_PROBLEM DESCRIPTION_
Take each line in the entries below that holds "life" and show it.

_Stored records_
───
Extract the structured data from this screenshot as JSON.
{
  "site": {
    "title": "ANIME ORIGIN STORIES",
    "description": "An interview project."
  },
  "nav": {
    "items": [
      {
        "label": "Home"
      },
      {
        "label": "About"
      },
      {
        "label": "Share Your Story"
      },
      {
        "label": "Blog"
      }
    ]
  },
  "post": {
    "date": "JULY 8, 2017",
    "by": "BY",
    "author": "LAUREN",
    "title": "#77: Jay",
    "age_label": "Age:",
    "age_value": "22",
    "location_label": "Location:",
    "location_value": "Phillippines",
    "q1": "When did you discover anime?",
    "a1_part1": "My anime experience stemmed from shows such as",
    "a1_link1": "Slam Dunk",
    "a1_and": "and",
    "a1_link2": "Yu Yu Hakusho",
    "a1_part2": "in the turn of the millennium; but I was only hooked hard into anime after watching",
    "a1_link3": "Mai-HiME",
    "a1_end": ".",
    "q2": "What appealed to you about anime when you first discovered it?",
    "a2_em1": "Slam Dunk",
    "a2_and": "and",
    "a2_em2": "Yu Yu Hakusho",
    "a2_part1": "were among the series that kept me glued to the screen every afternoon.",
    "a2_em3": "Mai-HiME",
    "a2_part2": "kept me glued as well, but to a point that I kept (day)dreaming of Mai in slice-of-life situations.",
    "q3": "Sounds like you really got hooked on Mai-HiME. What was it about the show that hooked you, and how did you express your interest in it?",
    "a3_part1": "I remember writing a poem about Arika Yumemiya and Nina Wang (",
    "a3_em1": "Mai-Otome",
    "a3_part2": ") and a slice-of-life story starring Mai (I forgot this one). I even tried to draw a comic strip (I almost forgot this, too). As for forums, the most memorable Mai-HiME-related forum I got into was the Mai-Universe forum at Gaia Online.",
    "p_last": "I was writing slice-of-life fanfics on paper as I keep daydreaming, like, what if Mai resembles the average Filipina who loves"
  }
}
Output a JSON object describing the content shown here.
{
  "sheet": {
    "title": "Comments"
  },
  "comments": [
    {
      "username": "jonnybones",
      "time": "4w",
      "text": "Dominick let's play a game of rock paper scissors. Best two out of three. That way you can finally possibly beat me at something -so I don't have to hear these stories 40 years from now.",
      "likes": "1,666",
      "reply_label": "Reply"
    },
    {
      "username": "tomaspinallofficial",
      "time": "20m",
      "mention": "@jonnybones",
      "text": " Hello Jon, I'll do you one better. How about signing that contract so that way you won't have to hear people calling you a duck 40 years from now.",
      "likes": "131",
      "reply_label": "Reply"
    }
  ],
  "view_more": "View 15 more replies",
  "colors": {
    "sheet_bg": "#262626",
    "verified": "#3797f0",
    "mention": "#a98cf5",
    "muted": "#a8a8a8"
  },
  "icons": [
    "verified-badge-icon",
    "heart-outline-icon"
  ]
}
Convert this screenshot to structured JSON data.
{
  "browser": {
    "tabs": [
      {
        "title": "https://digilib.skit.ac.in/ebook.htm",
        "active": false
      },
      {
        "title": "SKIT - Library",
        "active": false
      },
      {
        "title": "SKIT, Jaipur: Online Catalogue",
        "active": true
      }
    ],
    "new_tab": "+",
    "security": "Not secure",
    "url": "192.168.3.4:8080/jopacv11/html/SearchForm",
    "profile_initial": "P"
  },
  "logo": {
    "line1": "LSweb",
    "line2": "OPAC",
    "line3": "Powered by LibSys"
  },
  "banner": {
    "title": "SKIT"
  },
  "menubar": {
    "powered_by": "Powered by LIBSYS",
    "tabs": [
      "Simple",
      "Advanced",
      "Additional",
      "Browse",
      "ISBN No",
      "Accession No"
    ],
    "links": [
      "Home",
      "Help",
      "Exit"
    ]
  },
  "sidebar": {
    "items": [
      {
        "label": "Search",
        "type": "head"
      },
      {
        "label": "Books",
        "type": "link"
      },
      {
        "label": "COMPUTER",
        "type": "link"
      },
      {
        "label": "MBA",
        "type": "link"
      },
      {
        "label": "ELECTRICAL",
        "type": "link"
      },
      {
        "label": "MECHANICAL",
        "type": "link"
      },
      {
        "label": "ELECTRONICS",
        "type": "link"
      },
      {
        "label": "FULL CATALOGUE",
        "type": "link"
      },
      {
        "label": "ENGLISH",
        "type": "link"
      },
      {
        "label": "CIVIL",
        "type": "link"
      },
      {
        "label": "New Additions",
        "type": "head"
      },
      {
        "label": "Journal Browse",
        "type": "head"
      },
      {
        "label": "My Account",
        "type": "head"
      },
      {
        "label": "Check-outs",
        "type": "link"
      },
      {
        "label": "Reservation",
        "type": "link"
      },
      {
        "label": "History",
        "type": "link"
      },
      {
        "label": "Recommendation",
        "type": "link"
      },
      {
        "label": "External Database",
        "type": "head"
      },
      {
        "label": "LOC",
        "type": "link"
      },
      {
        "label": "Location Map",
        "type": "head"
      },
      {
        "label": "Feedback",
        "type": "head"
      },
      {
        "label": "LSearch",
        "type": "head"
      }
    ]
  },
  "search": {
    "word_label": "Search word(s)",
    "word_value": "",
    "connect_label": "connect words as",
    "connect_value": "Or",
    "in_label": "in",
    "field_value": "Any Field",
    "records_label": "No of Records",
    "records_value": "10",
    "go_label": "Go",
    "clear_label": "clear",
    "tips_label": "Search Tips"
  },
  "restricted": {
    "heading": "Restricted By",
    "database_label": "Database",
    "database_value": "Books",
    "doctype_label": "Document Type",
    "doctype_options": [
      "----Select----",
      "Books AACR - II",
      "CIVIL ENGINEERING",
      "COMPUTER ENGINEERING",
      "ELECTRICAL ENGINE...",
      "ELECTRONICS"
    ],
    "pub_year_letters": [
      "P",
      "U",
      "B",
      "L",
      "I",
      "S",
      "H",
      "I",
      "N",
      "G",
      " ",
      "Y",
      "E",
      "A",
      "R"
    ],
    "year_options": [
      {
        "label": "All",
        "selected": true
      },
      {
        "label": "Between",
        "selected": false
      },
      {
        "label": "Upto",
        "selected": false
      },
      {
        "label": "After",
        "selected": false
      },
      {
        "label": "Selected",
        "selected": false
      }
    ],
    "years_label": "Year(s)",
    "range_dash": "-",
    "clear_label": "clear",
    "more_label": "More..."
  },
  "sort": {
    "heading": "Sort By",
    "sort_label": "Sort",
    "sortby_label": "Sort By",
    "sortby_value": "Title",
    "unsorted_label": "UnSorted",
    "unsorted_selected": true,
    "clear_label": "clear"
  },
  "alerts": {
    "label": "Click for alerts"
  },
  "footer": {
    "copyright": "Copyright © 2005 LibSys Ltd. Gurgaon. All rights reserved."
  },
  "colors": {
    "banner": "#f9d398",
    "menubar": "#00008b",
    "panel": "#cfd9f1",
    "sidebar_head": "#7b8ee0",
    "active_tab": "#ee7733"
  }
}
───
_TASK RESPONSE_
    "a2_part2": "kept me glued as well, but to a point that I kept (day)dreaming of Mai in slice-of-life situations.",
    "a3_part2": ") and a slice-of-life story starring Mai (I forgot this one). I even tried to draw a comic strip (I almost forgot this, too). As for forums, the most memorable Mai-HiME-related forum I got into was the Mai-Universe forum at Gaia Online.",
    "p_last": "I was writing slice-of-life fanfics on paper as I keep daydreaming, like, what if Mai resembles the average Filipina who loves"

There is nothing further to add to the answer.